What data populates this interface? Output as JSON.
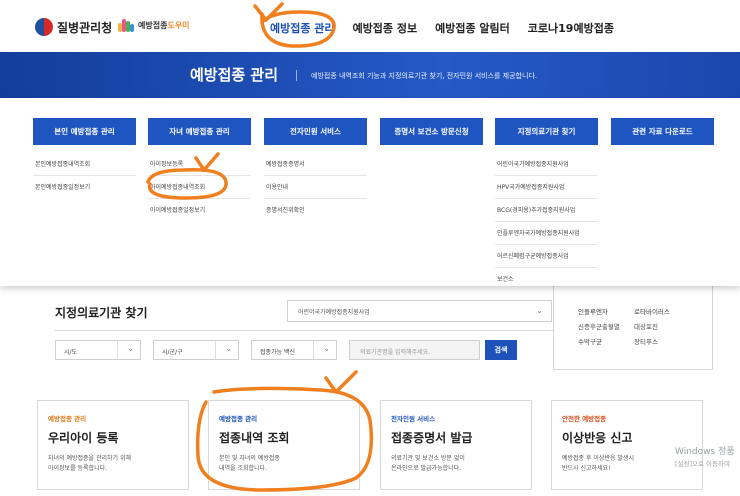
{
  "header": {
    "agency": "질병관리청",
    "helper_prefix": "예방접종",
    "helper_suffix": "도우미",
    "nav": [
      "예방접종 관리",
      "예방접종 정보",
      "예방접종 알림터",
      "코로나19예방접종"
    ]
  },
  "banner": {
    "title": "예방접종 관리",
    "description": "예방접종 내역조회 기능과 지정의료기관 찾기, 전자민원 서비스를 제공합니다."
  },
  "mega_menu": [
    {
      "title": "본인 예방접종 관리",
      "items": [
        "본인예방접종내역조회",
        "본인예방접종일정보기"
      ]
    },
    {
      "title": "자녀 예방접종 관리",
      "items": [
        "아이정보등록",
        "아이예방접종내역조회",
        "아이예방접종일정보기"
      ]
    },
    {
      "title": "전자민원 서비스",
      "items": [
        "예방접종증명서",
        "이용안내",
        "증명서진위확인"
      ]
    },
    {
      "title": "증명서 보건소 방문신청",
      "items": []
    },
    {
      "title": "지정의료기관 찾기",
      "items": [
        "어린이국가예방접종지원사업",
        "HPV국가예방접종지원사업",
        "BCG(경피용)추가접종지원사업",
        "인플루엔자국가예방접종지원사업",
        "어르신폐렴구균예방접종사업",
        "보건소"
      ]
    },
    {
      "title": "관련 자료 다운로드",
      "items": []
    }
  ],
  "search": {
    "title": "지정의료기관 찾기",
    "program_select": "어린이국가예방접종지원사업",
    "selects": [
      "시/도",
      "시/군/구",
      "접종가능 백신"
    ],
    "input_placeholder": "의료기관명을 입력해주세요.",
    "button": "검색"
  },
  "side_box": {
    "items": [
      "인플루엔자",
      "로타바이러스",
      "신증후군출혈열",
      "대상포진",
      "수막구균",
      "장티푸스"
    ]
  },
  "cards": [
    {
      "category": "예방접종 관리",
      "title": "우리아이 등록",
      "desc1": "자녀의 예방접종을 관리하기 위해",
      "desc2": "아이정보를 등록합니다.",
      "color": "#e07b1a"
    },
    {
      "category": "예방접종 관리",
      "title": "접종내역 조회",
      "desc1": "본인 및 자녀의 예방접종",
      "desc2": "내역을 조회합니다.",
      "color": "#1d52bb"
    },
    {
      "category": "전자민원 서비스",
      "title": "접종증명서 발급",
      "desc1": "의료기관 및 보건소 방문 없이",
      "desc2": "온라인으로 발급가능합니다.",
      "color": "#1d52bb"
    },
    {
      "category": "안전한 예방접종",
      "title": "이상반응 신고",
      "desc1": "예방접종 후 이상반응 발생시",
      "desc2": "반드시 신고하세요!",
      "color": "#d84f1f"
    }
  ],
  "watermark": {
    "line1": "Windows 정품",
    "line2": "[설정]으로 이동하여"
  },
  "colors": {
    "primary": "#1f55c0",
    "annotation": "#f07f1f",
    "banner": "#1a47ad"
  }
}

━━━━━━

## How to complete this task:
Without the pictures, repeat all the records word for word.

## Exercise output:
What data populates this interface? Output as JSON.
{
  "header": {
    "agency": "질병관리청",
    "helper_prefix": "예방접종",
    "helper_suffix": "도우미",
    "nav": [
      "예방접종 관리",
      "예방접종 정보",
      "예방접종 알림터",
      "코로나19예방접종"
    ]
  },
  "banner": {
    "title": "예방접종 관리",
    "description": "예방접종 내역조회 기능과 지정의료기관 찾기, 전자민원 서비스를 제공합니다."
  },
  "mega_menu": [
    {
      "title": "본인 예방접종 관리",
      "items": [
        "본인예방접종내역조회",
        "본인예방접종일정보기"
      ]
    },
    {
      "title": "자녀 예방접종 관리",
      "items": [
        "아이정보등록",
        "아이예방접종내역조회",
        "아이예방접종일정보기"
      ]
    },
    {
      "title": "전자민원 서비스",
      "items": [
        "예방접종증명서",
        "이용안내",
        "증명서진위확인"
      ]
    },
    {
      "title": "증명서 보건소 방문신청",
      "items": []
    },
    {
      "title": "지정의료기관 찾기",
      "items": [
        "어린이국가예방접종지원사업",
        "HPV국가예방접종지원사업",
        "BCG(경피용)추가접종지원사업",
        "인플루엔자국가예방접종지원사업",
        "어르신폐렴구균예방접종사업",
        "보건소"
      ]
    },
    {
      "title": "관련 자료 다운로드",
      "items": []
    }
  ],
  "search": {
    "title": "지정의료기관 찾기",
    "program_select": "어린이국가예방접종지원사업",
    "selects": [
      "시/도",
      "시/군/구",
      "접종가능 백신"
    ],
    "input_placeholder": "의료기관명을 입력해주세요.",
    "button": "검색"
  },
  "side_box": {
    "items": [
      "인플루엔자",
      "로타바이러스",
      "신증후군출혈열",
      "대상포진",
      "수막구균",
      "장티푸스"
    ]
  },
  "cards": [
    {
      "category": "예방접종 관리",
      "title": "우리아이 등록",
      "desc1": "자녀의 예방접종을 관리하기 위해",
      "desc2": "아이정보를 등록합니다.",
      "color": "#e07b1a"
    },
    {
      "category": "예방접종 관리",
      "title": "접종내역 조회",
      "desc1": "본인 및 자녀의 예방접종",
      "desc2": "내역을 조회합니다.",
      "color": "#1d52bb"
    },
    {
      "category": "전자민원 서비스",
      "title": "접종증명서 발급",
      "desc1": "의료기관 및 보건소 방문 없이",
      "desc2": "온라인으로 발급가능합니다.",
      "color": "#1d52bb"
    },
    {
      "category": "안전한 예방접종",
      "title": "이상반응 신고",
      "desc1": "예방접종 후 이상반응 발생시",
      "desc2": "반드시 신고하세요!",
      "color": "#d84f1f"
    }
  ],
  "watermark": {
    "line1": "Windows 정품",
    "line2": "[설정]으로 이동하여"
  },
  "colors": {
    "primary": "#1f55c0",
    "annotation": "#f07f1f",
    "banner": "#1a47ad"
  }
}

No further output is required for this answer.